  • Though small in number, minority groups must have equal opportunities to participate in society. The existence of aboriginal peoples in at least five Caricom countries (Belize, Dominica, Guyana, St. Vincent and the Grenadines and Trinidad and Tobago) brings into focus the lack of social equity and social justice for these minority groups. Any policy for these people must take certain factors into consideration such as land rights and the need to preserve their relationship with their natural environment, the need to preserve their native language and access to social service and even a political voice.(See Belize land rights issue)
the disabled
  • Unlike in the past where they were not able to live independently, disabled people are now accessing premises and thus educational and job opportunities. Ministries of social development in several territories are working towards making this group of people more productive members of society and not just dependent on welfare rights.
  • Some credit should be given to NGOS such as the Barbados Council for the Disabled who among other initiatives, launched Wheelchair Tennis to the into the sporting arena as well as an awards system for facilities that have upgraded to accommodate disabled people. (Note also, George Daniel – Trinidad; DPI)

These people must be protected from ageist practices some of which include:

  • Mandatory retirement at 60 -65 even though a person at that age may still be very productive
  • Reluctance or refusal to hire people above a certain age
  • Insurance benefits may not be granted or premiums may increase when applying after 35. Also most policies expire at age 60-70 at best
  • Less of the national budget is spent on geriatric services
  • It is noteworthy that several populations of the Caribbean including Trinidad and Tobago now have an ageing population (2011 census)
  • Elderly people are often left out of social events, such as companies’ family days since these are geared towards younger people

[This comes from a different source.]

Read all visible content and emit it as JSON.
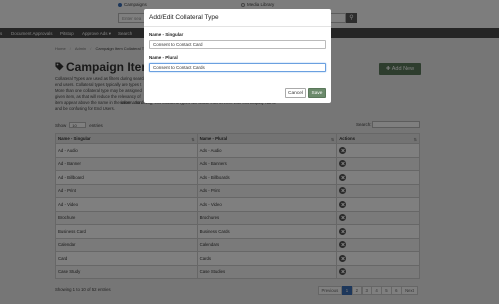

  • Media stereotypes such as ‘grouchy old man’ and ‘old maid’ are perpetuated in movies and tv shows
  • Language associated with older people such as ‘elderly’ are often used in medical literature to automatically indicate ‘sick and frail’
  • Jokes about the elderly often focus around the perception that they are forgetful or deaf.
hiv aids victims and street people
  • Public campaigns and implementation of laws and policies have seen the lot of these groups improve in the last decade of so. For AIDS victims there is now legislation to protect them from unlawful dismissal and discriminating hiring practices. There also have been programmes geared toward rehabilitating street dwellers which includes the provision of shelter, medical services and training programmes. One must note that many of these programmes to help the vulnerable in society are spearheaded by Non-Governmental Organisations(NGOs).